At the beginning of last year, there was a problem with the kitchen sink. You had to restock your supply of adhesives and sealants. Just last week, there was some creaking sound in the basement. You suspect that it had to do with the plumbing.
The house is not centuries old, but it is showing some grey hairs, especially recently. What you’re concerned about is the plumbing. You fear that the problem with the sink and the clogging would persist. And it’s probably not unlikely that other plumbing issues will manifest itself within the next few months. You want to be prepared and also save on cost. You figured that you could probably attend the plumbing projects yourself. What are some of the things that you need to know to address plumbing issues at home?
An Overview of Plumbing Service Costs
An excellent 50-inch high definition TV can cost somewhere in the vicinity of $300. That’s also the flat-rate service fee for a plumber. But depending on the work to be done, homeowners pay somewhere between $172 to $445 for a plumber.
That should be significant if you can work and solve plumbing issues in your home.
A Beginner’s Guide to DIY Plumbing
Considering the cost of paying a professional plumber, saving that money might be enough motivation for you to DIY plumbing issues at home, at least some of the basic stuff. Consider the following as a beginner’s guide to doing plumbing at home:
- The almighty plunger. Its invention is vaguely traced back to the middle of the 19th century and early 20th century. But no matter how modern your home is, a plunger is still one of the most reliable home plumbing tools you can use. Use a plunger first to get rid of excess water in sink traps. This would make doing #2 below a little less messy.

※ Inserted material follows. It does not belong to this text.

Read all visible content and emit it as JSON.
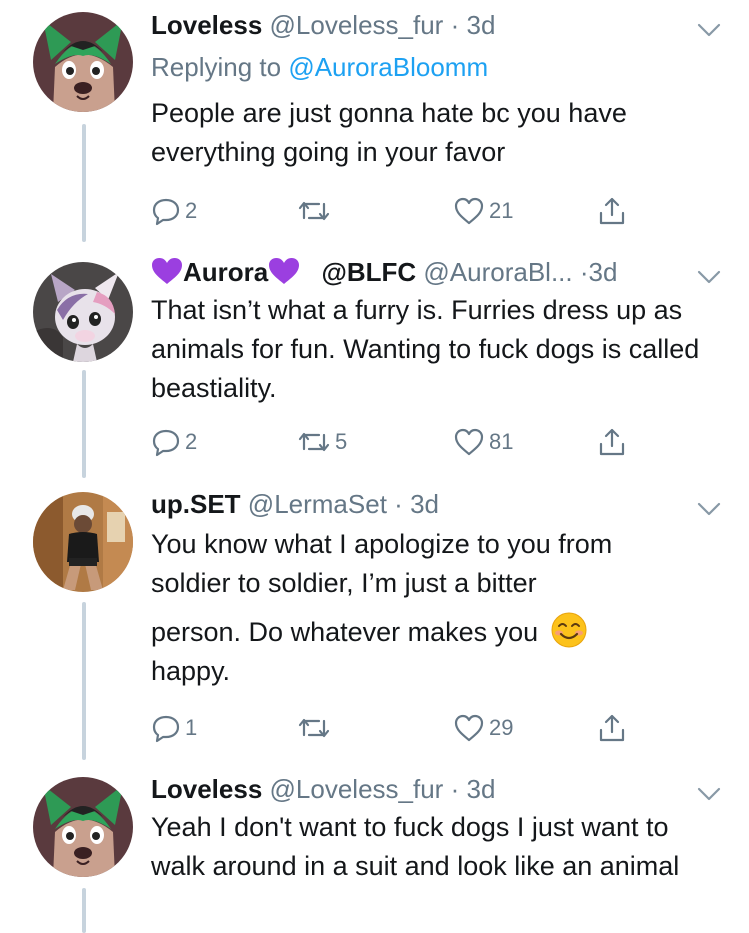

- Chemical-less clog removal. It accumulates over time in the drain. And more often than not, it causes clogging. Hair could be the culprit. Avoid using expensive chemicals to dissolve the clog. If this happens in your bathroom sink, the clog will generally rest in the U-shape pipe. Get a wire and form a hook on one end and dip it down the drain. Gently pull up, and the hair and other deposits would come attached to the hook. Do this several times until you can’t feel anymore clog. If it goes deeper, a drain snake might be more appropriate.
- The toilet fix. You will sometimes notice water continuously trickling down the inner bowl and a slight hissing sound coming from the tank. Don’t be bashful in lifting the tank cover and checking out what’s happening inside. Usually, the problem is with the toilet flapper. Due to frequent use, the flapper doesn’t always settle in snugly to plug the hole that releases the water from the tank. Go in there and make the adjustments. Sometimes the rubber needs to be realigned. If the change won’t work, buy a replacement, which won’t cost you too much.
- Not the sound of music. When hot water flows on copper pipes, the expansion because of the heat causes the tube to rub against pipe hangers, causing irritating sounds. Sandwich an adhesive felt between the tubing and hooks to prevent the pipe from grinding against the hanger.
These pointers should be good starting points in DIYing plumbing issues at home. Remember, if it’s not a 50” TV, think of two round-trip plane tickets within the USA as motivation for you to fix your plumbing.